YOUR TASK: If a line below contains the string "Windows", return that line.

□ □ □ □ □

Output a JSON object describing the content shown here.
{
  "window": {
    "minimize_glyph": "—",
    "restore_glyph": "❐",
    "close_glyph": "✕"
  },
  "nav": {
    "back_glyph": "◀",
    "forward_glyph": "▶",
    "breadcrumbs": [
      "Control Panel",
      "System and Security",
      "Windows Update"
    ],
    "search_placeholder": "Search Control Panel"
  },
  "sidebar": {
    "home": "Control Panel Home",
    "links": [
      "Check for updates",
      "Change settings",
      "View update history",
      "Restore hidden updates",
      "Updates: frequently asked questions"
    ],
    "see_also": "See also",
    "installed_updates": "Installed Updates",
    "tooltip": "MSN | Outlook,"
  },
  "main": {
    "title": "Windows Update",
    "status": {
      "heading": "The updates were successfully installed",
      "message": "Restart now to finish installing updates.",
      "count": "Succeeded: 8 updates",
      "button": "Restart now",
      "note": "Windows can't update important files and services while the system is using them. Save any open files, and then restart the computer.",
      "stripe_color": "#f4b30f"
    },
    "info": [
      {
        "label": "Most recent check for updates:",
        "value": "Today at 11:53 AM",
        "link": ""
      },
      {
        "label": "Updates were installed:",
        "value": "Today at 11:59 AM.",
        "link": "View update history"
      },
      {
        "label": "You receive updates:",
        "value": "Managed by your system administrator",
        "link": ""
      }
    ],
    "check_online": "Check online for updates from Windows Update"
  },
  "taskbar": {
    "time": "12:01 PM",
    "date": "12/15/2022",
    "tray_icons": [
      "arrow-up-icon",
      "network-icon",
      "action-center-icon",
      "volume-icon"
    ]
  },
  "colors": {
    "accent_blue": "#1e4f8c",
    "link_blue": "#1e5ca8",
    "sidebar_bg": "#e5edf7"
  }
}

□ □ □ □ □

OUTPUT BELOW:
      "Windows Update"
    "title": "Windows Update",
      "note": "Windows can't update important files and services while the system is using them. Save any open files, and then restart the computer.",
    "check_online": "Check online for updates from Windows Update"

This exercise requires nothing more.